*Task instructions*:
Keeping every character in place, output all the data.

*Data to use*:

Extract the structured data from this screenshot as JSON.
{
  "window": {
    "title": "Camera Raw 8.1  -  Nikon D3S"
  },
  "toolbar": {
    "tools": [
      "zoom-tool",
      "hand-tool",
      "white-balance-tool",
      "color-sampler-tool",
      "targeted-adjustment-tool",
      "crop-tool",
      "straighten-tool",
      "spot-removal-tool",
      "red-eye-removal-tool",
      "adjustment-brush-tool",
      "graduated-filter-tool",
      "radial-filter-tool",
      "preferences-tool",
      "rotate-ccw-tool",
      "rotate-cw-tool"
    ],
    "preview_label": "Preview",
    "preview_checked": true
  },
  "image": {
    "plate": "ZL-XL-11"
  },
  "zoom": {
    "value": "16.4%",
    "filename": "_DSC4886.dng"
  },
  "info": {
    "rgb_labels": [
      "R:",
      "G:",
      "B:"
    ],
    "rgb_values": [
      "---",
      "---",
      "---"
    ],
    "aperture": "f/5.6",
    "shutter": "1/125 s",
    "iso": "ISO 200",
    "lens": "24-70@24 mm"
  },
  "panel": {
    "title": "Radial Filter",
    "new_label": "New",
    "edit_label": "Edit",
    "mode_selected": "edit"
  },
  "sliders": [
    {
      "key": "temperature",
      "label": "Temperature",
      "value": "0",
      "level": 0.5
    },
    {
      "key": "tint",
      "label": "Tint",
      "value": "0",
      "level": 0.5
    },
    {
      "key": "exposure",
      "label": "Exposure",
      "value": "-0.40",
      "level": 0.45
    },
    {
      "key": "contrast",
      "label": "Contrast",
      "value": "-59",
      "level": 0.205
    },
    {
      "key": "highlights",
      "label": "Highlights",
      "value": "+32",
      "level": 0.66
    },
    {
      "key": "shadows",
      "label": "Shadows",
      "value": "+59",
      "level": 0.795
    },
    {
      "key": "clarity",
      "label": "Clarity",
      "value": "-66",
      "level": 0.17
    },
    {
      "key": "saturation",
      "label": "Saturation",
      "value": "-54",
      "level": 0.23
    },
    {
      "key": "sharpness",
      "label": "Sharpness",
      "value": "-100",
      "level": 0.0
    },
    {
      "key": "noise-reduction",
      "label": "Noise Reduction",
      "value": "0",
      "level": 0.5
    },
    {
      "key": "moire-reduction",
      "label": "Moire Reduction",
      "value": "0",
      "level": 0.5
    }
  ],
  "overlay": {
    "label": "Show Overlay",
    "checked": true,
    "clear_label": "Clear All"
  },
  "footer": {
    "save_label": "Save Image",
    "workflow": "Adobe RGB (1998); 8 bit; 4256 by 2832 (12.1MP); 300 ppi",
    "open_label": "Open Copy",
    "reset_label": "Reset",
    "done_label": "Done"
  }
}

*Output for this task*:
Extract the structured data from this screenshot as JSON.
{
  "window": {
    "title": "Camera Raw 8.1  -  Nikon D3S"
  },
  "toolbar": {
    "tools": [
      "zoom-tool",
      "hand-tool",
      "white-balance-tool",
      "color-sampler-tool",
      "targeted-adjustment-tool",
      "crop-tool",
      "straighten-tool",
      "spot-removal-tool",
      "red-eye-removal-tool",
      "adjustment-brush-tool",
      "graduated-filter-tool",
      "radial-filter-tool",
      "preferences-tool",
      "rotate-ccw-tool",
      "rotate-cw-tool"
    ],
    "preview_label": "Preview",
    "preview_checked": true
  },
  "image": {
    "plate": "ZL-XL-11"
  },
  "zoom": {
    "value": "16.4%",
    "filename": "_DSC4886.dng"
  },
  "info": {
    "rgb_labels": [
      "R:",
      "G:",
      "B:"
    ],
    "rgb_values": [
      "---",
      "---",
      "---"
    ],
    "aperture": "f/5.6",
    "shutter": "1/125 s",
    "iso": "ISO 200",
    "lens": "24-70@24 mm"
  },
  "panel": {
    "title": "Radial Filter",
    "new_label": "New",
    "edit_label": "Edit",
    "mode_selected": "edit"
  },
  "sliders": [
    {
      "key": "temperature",
      "label": "Temperature",
      "value": "0",
      "level": 0.5
    },
    {
      "key": "tint",
      "label": "Tint",
      "value": "0",
      "level": 0.5
    },
    {
      "key": "exposure",
      "label": "Exposure",
      "value": "-0.40",
      "level": 0.45
    },
    {
      "key": "contrast",
      "label": "Contrast",
      "value": "-59",
      "level": 0.205
    },
    {
      "key": "highlights",
      "label": "Highlights",
      "value": "+32",
      "level": 0.66
    },
    {
      "key": "shadows",
      "label": "Shadows",
      "value": "+59",
      "level": 0.795
    },
    {
      "key": "clarity",
      "label": "Clarity",
      "value": "-66",
      "level": 0.17
    },
    {
      "key": "saturation",
      "label": "Saturation",
      "value": "-54",
      "level": 0.23
    },
    {
      "key": "sharpness",
      "label": "Sharpness",
      "value": "-100",
      "level": 0.0
    },
    {
      "key": "noise-reduction",
      "label": "Noise Reduction",
      "value": "0",
      "level": 0.5
    },
    {
      "key": "moire-reduction",
      "label": "Moire Reduction",
      "value": "0",
      "level": 0.5
    }
  ],
  "overlay": {
    "label": "Show Overlay",
    "checked": true,
    "clear_label": "Clear All"
  },
  "footer": {
    "save_label": "Save Image",
    "workflow": "Adobe RGB (1998); 8 bit; 4256 by 2832 (12.1MP); 300 ppi",
    "open_label": "Open Copy",
    "reset_label": "Reset",
    "done_label": "Done"
  }
}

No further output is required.